[Opening Available records section]
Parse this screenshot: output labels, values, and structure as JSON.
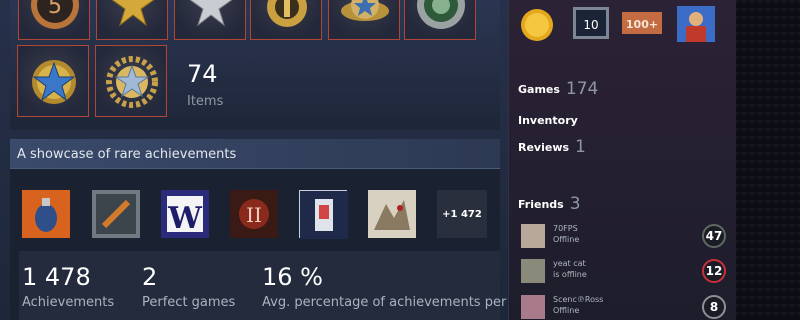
{
  "items": {
    "count": "74",
    "label": "Items"
  },
  "badges": [
    "service-medal-5-icon",
    "gold-star-medal-icon",
    "silver-star-medal-icon",
    "gold-pin-medal-icon",
    "winged-star-medal-icon",
    "green-coin-medal-icon",
    "blue-star-medal-icon",
    "silver-wreath-medal-icon"
  ],
  "showcase": {
    "title": "A showcase of rare achievements",
    "more": "+1 472",
    "achievements": [
      "grenade-icon",
      "wrench-icon",
      "w-letter-icon",
      "roman-two-icon",
      "door-icon",
      "fighter-icon"
    ],
    "stats": [
      {
        "value": "1 478",
        "label": "Achievements"
      },
      {
        "value": "2",
        "label": "Perfect games"
      },
      {
        "value": "16 %",
        "label": "Avg. percentage of achievements per g"
      }
    ]
  },
  "sidebar": {
    "top_badges": [
      {
        "icon": "gold-coin-icon"
      },
      {
        "icon": "level-10-badge-icon",
        "text": "10"
      },
      {
        "icon": "100-plus-badge-icon",
        "text": "100+"
      },
      {
        "icon": "avatar-badge-icon"
      }
    ],
    "games": {
      "label": "Games",
      "count": "174"
    },
    "inventory": {
      "label": "Inventory"
    },
    "reviews": {
      "label": "Reviews",
      "count": "1"
    },
    "friends": {
      "label": "Friends",
      "count": "3"
    },
    "friend_list": [
      {
        "name": "70FPS",
        "status": "Offline",
        "level": "47",
        "level_color": "#5f6a63"
      },
      {
        "name": "yeat cat",
        "status": "is offline",
        "level": "12",
        "level_color": "#c8303a"
      },
      {
        "name": "Scenc℗Ross",
        "status": "Offline",
        "level": "8",
        "level_color": "#8f8f96"
      }
    ]
  }
}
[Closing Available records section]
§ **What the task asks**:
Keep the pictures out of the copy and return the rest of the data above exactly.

§ **Answer to the problem**:
Parse this screenshot: output labels, values, and structure as JSON.
{
  "items": {
    "count": "74",
    "label": "Items"
  },
  "badges": [
    "service-medal-5-icon",
    "gold-star-medal-icon",
    "silver-star-medal-icon",
    "gold-pin-medal-icon",
    "winged-star-medal-icon",
    "green-coin-medal-icon",
    "blue-star-medal-icon",
    "silver-wreath-medal-icon"
  ],
  "showcase": {
    "title": "A showcase of rare achievements",
    "more": "+1 472",
    "achievements": [
      "grenade-icon",
      "wrench-icon",
      "w-letter-icon",
      "roman-two-icon",
      "door-icon",
      "fighter-icon"
    ],
    "stats": [
      {
        "value": "1 478",
        "label": "Achievements"
      },
      {
        "value": "2",
        "label": "Perfect games"
      },
      {
        "value": "16 %",
        "label": "Avg. percentage of achievements per g"
      }
    ]
  },
  "sidebar": {
    "top_badges": [
      {
        "icon": "gold-coin-icon"
      },
      {
        "icon": "level-10-badge-icon",
        "text": "10"
      },
      {
        "icon": "100-plus-badge-icon",
        "text": "100+"
      },
      {
        "icon": "avatar-badge-icon"
      }
    ],
    "games": {
      "label": "Games",
      "count": "174"
    },
    "inventory": {
      "label": "Inventory"
    },
    "reviews": {
      "label": "Reviews",
      "count": "1"
    },
    "friends": {
      "label": "Friends",
      "count": "3"
    },
    "friend_list": [
      {
        "name": "70FPS",
        "status": "Offline",
        "level": "47",
        "level_color": "#5f6a63"
      },
      {
        "name": "yeat cat",
        "status": "is offline",
        "level": "12",
        "level_color": "#c8303a"
      },
      {
        "name": "Scenc℗Ross",
        "status": "Offline",
        "level": "8",
        "level_color": "#8f8f96"
      }
    ]
  }
}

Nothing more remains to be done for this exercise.